[Vygantas] No, we were creating a single model for industry, regardless of agencies.

[Iunera] Do you think that the level of influence of the features on pricing differ from country to country?

[Vygantas] Not even from country to country, but also within the country. For example, if you take an expensive and dense region in contrast to countryside or a small town. In those two regions you can expect very different behavior.

I think comparing country to country is even more complicated. For example, in some countries it is very desirable to own the property.

In a typical scenario, the buyer expects to live in the property – and they take everything very personally.

Meanwhile, in other countries a huge proportion of the properties are rented. Thus, a typical buyer considers this as an investment – “nothing personal, just business”.

[Iunera] Can these models also be used in determining the rental rates for tenants who need to pay rent to the landlords who own the properties the tenants live in?

[Vygantas] I think yes. We know that property prices and rental prices follow each other very much.

Thus, if you can predict property price, you can scale it to rental rates. Obviously more research needs to be made in order to make proper scaling.

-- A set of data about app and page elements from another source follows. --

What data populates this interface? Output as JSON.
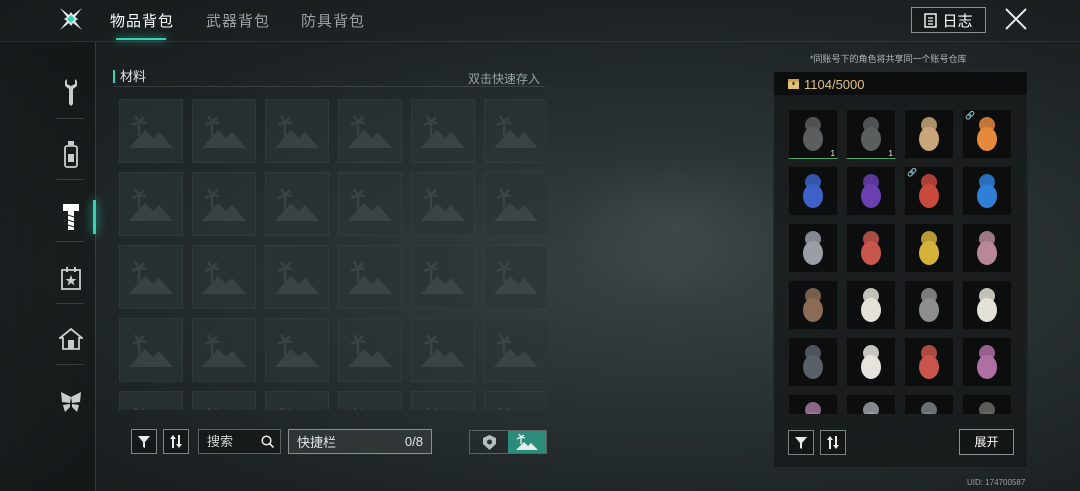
{
  "topbar": {
    "tabs": [
      {
        "label": "物品背包",
        "active": true
      },
      {
        "label": "武器背包",
        "active": false
      },
      {
        "label": "防具背包",
        "active": false
      }
    ],
    "log_label": "日志",
    "accent_color": "#35d2b7"
  },
  "sidebar": {
    "items": [
      {
        "icon": "wrench-icon",
        "active": false
      },
      {
        "icon": "bottle-icon",
        "active": false
      },
      {
        "icon": "bolt-icon",
        "active": true
      },
      {
        "icon": "calendar-star-icon",
        "active": false
      },
      {
        "icon": "house-icon",
        "active": false
      },
      {
        "icon": "butterfly-icon",
        "active": false
      }
    ]
  },
  "inventory": {
    "section_title": "材料",
    "quick_store_label": "双击快速存入",
    "empty_slot_icon": "island-palm-icon",
    "visible_rows": 5,
    "columns": 6
  },
  "toolbar": {
    "filter_icon": "funnel-icon",
    "sort_icon": "sort-arrows-icon",
    "search_placeholder": "搜索",
    "quickbar_label": "快捷栏",
    "quickbar_count": "0/8",
    "toggle_options": [
      "badge-icon",
      "island-palm-icon"
    ],
    "toggle_active": 1
  },
  "warehouse": {
    "notice": "*同账号下的角色将共享同一个账号仓库",
    "capacity": "1104/5000",
    "capacity_icon": "chest-icon",
    "items": [
      {
        "name": "item-dark-bust",
        "count": "1",
        "color": "#5a5e5f"
      },
      {
        "name": "item-dark-bust",
        "count": "1",
        "color": "#5a5e5f"
      },
      {
        "name": "item-box-doll",
        "color": "#c9a679"
      },
      {
        "name": "item-orange-chick",
        "color": "#e58a3c",
        "linked": true
      },
      {
        "name": "item-blue-card",
        "color": "#3e62c9"
      },
      {
        "name": "item-purple-dragon",
        "color": "#6a3fb0"
      },
      {
        "name": "item-red-robot",
        "color": "#c84a3c",
        "linked": true
      },
      {
        "name": "item-blue-crystal",
        "color": "#2f7fd6"
      },
      {
        "name": "item-grey-rabbit",
        "color": "#9a9fa6"
      },
      {
        "name": "item-red-mushroom",
        "color": "#c8564d"
      },
      {
        "name": "item-yellow-scarecrow",
        "color": "#d5b33a"
      },
      {
        "name": "item-purple-mushroom",
        "color": "#b7889a"
      },
      {
        "name": "item-wooden-puppet",
        "color": "#8b6b55"
      },
      {
        "name": "item-white-onion",
        "color": "#e3e1d8"
      },
      {
        "name": "item-grey-cat",
        "color": "#8e8e8e"
      },
      {
        "name": "item-white-onion",
        "color": "#e3e1d8"
      },
      {
        "name": "item-dark-ghost",
        "color": "#596068"
      },
      {
        "name": "item-voodoo-doll",
        "color": "#e8e4dd"
      },
      {
        "name": "item-red-mushroom",
        "color": "#c8564d"
      },
      {
        "name": "item-purple-onion",
        "color": "#b06fa2"
      },
      {
        "name": "item-partial-1",
        "color": "#a5779e"
      },
      {
        "name": "item-partial-2",
        "color": "#9a9fa6"
      },
      {
        "name": "item-partial-3",
        "color": "#7a7f85"
      },
      {
        "name": "item-partial-4",
        "color": "#6d6a66"
      }
    ],
    "expand_label": "展开",
    "uid": "UID: 174700587"
  }
}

[Iunera] Has there ever been any case of racial/social discrimination in pricing properties when creating a property contract for a particular racial/social group? Like, increasing the price for a minority group or giving discounts to the dominant group? Can Big Data tackle discrimination issues?

[Vygantas] I am sorry, but we have not considered this scenario. Based on our experience, this would be a very challenging task.

[Iunera] Here’s a hypothetical situation. Imagine an apartment neighbourhood located in a secluded sub-urban area, surrounded by green hills and plenty of trees. The apartment blocks are built around a man-made lake and a jogging track circling the lake. So, we have apartment units facing the lake and units facing the outdoor parking spaces next to the apartment boundary fence, beyond which are the forested hills. In your opinion, assuming that other features are the same, which units would be more expensive? Facing the lake or facing the outdoor parking space plus hills?

[Vygantas] I have no idea and I don’t want to make a guess, because I don’t have any solid arguments.

There are different buyers who appreciate different views. For example, young happy couples might prefer to see nothing but hills. But once they have children and those children want to go out by themselves, the situation changes.

The same not so young couple now prefers to see a jogging track circling the lake. The prices depend on demand. I have no idea which kind of apartments have a bigger demand.

[Iunera] Now, let’s look at another hypothetical situation. Imagine a neighbourhood of villas in a rural area with a beach and a forest on opposite sides of the street. A row of villas lie next to the beach while the other row is nestled against the forest. In your opinion, again assuming that other features are the same, which row is likely to be more expensive? The beachside villas or the forest villas?

[Vygantas] Sorry, this situation is too theoretical for me.

What I have learned, model can predict regular houses. Once the properties become “special” it goes out of the scale.

Writer’s note: This interview has opened my eyes to how real estate-pricing and price model development cannot be taken lightly.

Perhaps, certain factors have a standard influence on the value of a property. But, only to a certain extent.

As more features are added as pricing variables and these features tend to be subject to various opinions, valuation gets more complicated.

I think that the last sentence Vygantas said to me, about estimating property prices based on special features, pretty much says it all.

Since I find it worthy of keeping in mind when it comes to this complex topic of putting a price tag on a property, particularly with Big Data, allow me to quote it again:

“… model can predict regular houses. Once the properties become “special” it goes out of the scale.”

Vygantas Butkus, 2020.